Vickers
Type 253

A general-purpose / torpedo biplane that proved inferior to the Vickers G4/31 monoplane, which entered production as the Vickers Wellesley.
 
Vickers Type 253 K2771 '6' Vickers Type 253 K2771 '6' taxying at the RAF Pageant at Hendon.
 
The Vickers Aviation Type 253 was a single engine, two seat biplane was designed by Barnes Wallis and Rex Pierson, to meet the requirements of Specification G.4/31 which called for a general-purpose bombing and torpedo aircraft to replace the Westland Wapati.
 
It was developed in parallel with a private-venture monoplane prototype, which later entered production as the Vickers Wellesley, described separately on its own web page.
 
The Type 423 was powered by a Bristol Pegasus engine and used a geodetic structure for the rear fuselage, drawing on the experience that Barnes Wallis had gained in the construction of airships – notably the Vickers-built R-100.
 
Vickers Type 253 internal structure The Vickers Type 253 was Barnes Wallis' first aircraft to use a geodetic fuselage structure.
 
A geodesic is the shortest line between two points on a curved surface and Wallis identified this structural approach as providing efficient load distribution in a structure whilst also introducing redundant load paths to create a fail-safe and damage tolerant structure. The aim was to achieve a lattice-like structure that required no underlying secondary structure to give it strength.
 
In the Vickers Type 253, this system was partially introduced in the fuselage structure on the private-venture Vickers G.4/31 monoplane, developed by Vickers in parallel, adopting a full geodetic structure for both wings and fuselage.
 
Vickers Type 253 K2771 carrying torpedo Vickers Type 253 K2771 photographed at Brooklands carrying a dummy torpedo.
 
The Vickers Type 253 (K2771) made its first flight at Brooklands on 16th August 1934, with Matt Summers at the controls, and powered by a 635 ho Bristol Pegasus IIM3 engine. In early 1935, this engine was replaced with a Bristol Pegasus IIIM3.
 
The Vickers Type 423 was the subject of comparative trials with the G.4/31 monoplane prototype at  the Aeroplane and Armament Experimental Establishment (A&AEE), Martlesham Heath and unfortunately, the G.4/31 demonstrated the clear advantage of the monoplane.  With its fully-geodetic structure, the monoplane had a lighter empty weight and had superior performance at higher weights than the Type 423 thereby delivering better payload and range characteristics.
 
As a result, further development of the Vickers Type 253 was abandoned, although the sole example (K2771) continued to give valuable service to the Bristol Engine Company as a flying test-bed.
 
Ultimately, the airframe was donated to 385 Sqn (Coulsdon & Purley) of the Air Training Corps where its ultimate fate is unknown.
 

Variants & Numbers

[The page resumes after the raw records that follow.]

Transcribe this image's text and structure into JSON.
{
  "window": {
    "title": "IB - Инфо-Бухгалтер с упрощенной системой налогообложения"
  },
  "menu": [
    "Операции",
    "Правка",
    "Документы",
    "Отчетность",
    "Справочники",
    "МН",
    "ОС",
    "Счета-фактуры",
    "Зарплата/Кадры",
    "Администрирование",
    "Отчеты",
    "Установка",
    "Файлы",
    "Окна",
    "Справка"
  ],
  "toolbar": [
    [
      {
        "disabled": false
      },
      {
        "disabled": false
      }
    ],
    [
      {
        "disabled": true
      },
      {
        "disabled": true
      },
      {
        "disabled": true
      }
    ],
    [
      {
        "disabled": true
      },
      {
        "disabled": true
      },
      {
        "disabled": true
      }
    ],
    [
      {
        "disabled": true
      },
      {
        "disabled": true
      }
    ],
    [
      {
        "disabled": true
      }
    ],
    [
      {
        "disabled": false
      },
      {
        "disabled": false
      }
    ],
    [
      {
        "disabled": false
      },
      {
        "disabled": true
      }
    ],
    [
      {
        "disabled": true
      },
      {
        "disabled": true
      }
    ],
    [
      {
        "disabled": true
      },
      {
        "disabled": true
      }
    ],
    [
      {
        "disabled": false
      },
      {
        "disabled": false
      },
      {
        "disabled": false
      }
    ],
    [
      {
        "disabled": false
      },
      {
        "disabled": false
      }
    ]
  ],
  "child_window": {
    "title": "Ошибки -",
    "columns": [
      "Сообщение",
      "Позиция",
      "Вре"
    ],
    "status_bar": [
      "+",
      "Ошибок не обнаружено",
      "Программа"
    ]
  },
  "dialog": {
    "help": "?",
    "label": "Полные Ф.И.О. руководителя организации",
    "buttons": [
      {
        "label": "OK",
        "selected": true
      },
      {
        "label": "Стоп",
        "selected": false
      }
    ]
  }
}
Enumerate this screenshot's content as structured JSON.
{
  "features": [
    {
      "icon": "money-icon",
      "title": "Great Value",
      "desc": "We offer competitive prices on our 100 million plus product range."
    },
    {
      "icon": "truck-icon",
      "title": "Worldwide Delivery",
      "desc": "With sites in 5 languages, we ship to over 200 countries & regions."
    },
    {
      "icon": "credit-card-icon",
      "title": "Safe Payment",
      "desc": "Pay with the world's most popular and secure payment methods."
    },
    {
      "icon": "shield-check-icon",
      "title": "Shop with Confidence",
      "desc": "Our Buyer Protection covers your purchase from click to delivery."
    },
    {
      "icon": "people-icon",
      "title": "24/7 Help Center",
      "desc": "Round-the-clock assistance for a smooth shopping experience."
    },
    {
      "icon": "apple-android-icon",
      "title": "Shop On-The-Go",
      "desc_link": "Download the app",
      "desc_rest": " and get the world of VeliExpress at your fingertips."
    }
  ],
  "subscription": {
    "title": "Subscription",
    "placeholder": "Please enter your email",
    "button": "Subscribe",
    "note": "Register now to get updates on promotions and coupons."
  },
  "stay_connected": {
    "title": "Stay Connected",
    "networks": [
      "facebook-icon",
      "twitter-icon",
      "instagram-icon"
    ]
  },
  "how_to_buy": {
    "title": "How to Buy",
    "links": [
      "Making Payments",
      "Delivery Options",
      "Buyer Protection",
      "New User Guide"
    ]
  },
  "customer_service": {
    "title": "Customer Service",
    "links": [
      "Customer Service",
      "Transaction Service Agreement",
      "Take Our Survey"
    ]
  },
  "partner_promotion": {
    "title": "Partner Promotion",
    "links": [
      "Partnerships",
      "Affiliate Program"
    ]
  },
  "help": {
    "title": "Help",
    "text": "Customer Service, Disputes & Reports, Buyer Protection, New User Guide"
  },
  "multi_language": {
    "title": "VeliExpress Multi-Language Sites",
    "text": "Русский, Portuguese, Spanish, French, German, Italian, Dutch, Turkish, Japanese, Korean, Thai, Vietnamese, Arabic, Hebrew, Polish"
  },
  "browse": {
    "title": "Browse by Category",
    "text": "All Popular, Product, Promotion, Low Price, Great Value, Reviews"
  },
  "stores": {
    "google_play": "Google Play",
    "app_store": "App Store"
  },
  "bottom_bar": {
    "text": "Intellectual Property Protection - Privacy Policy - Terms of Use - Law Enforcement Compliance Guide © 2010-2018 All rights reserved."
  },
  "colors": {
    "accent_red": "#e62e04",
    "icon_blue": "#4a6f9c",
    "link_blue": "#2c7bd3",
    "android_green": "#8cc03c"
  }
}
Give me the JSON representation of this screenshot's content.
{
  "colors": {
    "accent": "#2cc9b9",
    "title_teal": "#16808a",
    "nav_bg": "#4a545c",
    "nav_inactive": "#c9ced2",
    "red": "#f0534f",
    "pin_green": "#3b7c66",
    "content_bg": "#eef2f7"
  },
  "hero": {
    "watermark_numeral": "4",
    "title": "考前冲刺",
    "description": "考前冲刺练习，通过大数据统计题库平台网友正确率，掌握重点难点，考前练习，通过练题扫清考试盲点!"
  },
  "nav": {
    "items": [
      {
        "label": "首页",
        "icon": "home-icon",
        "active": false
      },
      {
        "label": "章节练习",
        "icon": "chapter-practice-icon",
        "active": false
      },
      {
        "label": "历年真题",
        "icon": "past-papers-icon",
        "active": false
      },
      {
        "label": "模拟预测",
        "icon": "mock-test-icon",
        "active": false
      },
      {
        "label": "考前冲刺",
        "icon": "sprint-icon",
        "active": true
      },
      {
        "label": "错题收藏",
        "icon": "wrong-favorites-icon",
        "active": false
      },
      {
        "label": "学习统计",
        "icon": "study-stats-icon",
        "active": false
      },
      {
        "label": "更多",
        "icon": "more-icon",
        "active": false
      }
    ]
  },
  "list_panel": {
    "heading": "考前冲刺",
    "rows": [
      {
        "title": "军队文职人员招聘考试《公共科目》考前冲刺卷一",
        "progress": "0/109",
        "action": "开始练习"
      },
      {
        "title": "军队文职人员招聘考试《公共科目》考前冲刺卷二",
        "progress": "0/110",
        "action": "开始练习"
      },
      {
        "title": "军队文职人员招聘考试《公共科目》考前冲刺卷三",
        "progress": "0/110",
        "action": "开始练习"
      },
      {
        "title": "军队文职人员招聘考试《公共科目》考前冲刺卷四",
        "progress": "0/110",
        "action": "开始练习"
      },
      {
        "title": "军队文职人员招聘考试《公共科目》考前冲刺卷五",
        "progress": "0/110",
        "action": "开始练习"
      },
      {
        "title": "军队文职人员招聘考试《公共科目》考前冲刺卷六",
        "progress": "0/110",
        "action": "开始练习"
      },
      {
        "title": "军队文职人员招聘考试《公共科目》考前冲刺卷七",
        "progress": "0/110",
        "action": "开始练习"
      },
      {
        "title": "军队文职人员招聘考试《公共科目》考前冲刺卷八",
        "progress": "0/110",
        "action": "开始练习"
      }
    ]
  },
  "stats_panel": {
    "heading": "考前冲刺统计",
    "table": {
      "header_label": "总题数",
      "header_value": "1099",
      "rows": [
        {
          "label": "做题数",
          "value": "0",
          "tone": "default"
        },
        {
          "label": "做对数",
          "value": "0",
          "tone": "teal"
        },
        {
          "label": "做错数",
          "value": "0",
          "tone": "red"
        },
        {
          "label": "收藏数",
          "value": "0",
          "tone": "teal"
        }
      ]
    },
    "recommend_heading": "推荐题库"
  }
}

One aircraft only (K2771)

 

Specification


Powerplant One 635 hp Bristol Pegasus IIM3 engine
Span 52 ft 7 in
Maximum Weight 8,350 lb
Capacity and armament Pilot and observer; provision for the carriage of up to 8 bombs under the wings and a torpedo between the undercarriage legs. Armament two Lewis machine guns – one forward firing and one fired from the observer position.
Maximum Speed 161 mph at 4,500 ft

 

Survivors


None

Other information